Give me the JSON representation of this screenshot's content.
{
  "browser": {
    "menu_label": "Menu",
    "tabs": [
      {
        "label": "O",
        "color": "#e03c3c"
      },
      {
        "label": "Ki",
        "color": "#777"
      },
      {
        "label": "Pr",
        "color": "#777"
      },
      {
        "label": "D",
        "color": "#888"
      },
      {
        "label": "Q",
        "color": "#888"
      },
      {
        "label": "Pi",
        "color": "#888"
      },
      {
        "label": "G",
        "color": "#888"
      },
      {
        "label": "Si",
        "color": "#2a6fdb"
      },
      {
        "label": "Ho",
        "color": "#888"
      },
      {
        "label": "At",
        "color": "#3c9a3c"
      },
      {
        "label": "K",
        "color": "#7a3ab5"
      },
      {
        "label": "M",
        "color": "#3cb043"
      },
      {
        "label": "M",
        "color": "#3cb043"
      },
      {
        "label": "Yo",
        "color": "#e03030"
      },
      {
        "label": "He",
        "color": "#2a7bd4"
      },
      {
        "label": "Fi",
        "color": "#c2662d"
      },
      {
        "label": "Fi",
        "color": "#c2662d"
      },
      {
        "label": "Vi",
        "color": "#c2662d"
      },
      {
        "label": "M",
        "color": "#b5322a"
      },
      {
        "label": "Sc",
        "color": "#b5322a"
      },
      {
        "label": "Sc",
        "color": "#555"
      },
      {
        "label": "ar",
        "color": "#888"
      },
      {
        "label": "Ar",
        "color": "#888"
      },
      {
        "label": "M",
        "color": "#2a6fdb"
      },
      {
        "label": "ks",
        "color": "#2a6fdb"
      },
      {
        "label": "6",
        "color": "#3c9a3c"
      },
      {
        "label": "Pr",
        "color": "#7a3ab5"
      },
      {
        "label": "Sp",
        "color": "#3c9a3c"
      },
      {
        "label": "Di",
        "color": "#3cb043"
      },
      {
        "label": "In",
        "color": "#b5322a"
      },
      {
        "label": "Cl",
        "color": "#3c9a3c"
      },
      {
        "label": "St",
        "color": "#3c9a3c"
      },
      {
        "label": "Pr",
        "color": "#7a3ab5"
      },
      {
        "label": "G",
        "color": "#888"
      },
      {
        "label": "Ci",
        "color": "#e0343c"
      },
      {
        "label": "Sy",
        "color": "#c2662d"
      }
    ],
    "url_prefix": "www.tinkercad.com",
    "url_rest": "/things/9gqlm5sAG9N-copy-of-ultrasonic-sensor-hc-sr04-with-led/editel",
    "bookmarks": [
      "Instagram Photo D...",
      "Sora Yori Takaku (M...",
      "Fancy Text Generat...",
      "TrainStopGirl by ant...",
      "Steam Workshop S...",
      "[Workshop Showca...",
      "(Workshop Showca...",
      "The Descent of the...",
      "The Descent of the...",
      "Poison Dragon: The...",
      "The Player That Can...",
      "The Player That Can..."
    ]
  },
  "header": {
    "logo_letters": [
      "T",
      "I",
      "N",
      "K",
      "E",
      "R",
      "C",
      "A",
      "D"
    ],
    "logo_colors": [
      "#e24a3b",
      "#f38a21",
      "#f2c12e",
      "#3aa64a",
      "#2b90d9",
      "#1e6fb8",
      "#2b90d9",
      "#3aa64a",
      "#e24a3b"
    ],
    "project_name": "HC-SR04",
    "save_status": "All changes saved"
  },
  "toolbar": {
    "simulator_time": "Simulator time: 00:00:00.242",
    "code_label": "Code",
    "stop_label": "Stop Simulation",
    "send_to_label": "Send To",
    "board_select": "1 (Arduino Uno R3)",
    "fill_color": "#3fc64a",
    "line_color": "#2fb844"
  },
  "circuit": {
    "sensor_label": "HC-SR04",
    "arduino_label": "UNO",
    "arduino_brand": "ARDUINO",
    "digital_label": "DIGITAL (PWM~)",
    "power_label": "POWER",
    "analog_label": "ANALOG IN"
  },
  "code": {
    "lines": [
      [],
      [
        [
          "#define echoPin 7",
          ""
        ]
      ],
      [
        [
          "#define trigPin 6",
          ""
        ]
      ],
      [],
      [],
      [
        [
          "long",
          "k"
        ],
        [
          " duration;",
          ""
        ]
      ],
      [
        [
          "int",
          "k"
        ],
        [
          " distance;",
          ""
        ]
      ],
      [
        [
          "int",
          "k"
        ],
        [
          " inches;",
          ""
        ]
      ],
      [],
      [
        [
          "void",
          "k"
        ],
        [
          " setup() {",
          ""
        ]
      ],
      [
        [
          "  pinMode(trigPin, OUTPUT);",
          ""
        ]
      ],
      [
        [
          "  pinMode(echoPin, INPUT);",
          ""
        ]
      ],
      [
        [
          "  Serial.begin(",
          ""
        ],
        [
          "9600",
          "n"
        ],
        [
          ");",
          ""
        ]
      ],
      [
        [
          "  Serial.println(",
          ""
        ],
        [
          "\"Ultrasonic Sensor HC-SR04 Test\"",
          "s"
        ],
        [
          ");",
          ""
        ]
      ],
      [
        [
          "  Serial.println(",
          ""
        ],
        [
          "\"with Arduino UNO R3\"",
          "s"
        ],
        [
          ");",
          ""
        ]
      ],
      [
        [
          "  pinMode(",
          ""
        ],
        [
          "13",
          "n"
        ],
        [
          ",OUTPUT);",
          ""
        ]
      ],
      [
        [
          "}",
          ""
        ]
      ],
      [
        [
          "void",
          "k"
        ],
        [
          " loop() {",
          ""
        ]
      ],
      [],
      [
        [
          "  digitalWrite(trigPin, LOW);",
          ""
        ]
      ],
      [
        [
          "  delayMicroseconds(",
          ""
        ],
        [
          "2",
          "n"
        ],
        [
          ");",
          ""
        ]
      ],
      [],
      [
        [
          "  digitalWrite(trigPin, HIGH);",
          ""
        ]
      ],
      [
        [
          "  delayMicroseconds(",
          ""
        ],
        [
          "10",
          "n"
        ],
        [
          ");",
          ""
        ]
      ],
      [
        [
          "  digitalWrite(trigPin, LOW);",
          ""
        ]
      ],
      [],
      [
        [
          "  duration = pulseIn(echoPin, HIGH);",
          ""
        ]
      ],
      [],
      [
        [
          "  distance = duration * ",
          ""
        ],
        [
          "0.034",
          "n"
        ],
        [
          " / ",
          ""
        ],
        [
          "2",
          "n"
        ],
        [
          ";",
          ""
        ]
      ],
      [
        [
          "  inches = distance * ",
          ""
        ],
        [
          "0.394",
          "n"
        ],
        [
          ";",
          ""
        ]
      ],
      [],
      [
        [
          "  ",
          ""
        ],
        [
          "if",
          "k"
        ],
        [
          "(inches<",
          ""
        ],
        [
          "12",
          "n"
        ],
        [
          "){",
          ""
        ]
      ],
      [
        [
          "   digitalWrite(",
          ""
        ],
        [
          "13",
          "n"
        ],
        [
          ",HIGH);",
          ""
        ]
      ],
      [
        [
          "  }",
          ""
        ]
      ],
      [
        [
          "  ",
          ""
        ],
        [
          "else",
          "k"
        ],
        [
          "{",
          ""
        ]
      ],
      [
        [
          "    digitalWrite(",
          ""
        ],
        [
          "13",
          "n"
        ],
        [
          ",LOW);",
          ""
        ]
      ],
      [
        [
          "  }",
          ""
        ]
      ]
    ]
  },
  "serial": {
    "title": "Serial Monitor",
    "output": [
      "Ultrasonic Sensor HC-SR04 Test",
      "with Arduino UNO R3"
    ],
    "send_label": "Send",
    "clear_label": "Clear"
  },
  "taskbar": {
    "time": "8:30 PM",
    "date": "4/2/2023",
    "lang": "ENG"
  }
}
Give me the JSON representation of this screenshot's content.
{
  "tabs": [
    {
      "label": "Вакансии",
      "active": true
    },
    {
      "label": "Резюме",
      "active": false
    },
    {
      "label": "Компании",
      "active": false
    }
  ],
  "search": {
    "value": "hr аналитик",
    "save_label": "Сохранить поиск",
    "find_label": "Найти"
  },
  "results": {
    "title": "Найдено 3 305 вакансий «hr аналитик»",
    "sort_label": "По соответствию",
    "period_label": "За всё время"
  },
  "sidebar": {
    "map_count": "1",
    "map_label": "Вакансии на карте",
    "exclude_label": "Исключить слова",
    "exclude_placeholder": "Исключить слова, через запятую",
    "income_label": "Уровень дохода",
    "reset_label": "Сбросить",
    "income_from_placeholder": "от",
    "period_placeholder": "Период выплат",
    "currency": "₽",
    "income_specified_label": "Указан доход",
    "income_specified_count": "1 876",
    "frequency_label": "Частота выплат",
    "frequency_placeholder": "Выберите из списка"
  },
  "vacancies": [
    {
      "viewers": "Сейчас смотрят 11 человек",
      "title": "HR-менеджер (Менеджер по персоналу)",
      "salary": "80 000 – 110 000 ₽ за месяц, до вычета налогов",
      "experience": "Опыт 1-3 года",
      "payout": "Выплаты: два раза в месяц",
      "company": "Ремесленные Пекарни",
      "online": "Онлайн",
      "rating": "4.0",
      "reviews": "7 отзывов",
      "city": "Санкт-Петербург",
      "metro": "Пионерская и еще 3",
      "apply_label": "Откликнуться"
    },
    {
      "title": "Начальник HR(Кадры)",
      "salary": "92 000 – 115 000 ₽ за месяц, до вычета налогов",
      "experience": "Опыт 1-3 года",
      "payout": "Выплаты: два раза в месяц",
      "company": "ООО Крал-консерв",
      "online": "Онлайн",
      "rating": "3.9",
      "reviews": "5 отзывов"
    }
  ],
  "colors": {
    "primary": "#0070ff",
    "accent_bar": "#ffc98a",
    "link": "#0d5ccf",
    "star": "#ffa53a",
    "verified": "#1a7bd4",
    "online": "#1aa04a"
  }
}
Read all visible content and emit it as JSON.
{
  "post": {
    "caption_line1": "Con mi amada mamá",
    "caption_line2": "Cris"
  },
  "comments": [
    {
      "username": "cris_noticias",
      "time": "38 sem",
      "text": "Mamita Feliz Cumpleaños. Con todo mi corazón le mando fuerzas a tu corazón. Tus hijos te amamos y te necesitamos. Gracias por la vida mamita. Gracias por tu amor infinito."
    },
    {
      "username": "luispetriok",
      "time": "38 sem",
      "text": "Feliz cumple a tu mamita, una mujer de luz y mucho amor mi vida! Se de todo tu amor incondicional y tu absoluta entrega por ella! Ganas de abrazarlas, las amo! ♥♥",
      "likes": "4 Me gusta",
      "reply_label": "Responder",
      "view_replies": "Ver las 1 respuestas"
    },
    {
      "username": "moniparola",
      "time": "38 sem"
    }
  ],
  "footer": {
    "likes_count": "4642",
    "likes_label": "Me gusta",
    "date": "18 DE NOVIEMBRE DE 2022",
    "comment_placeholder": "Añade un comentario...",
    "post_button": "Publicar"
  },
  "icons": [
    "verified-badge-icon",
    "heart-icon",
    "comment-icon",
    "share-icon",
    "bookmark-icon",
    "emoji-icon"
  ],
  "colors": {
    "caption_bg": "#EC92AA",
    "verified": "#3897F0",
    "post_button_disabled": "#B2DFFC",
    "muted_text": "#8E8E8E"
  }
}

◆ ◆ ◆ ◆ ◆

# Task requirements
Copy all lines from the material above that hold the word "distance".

# Written answer
          " distance;",
          "  distance = duration * ",
          "  inches = distance * ",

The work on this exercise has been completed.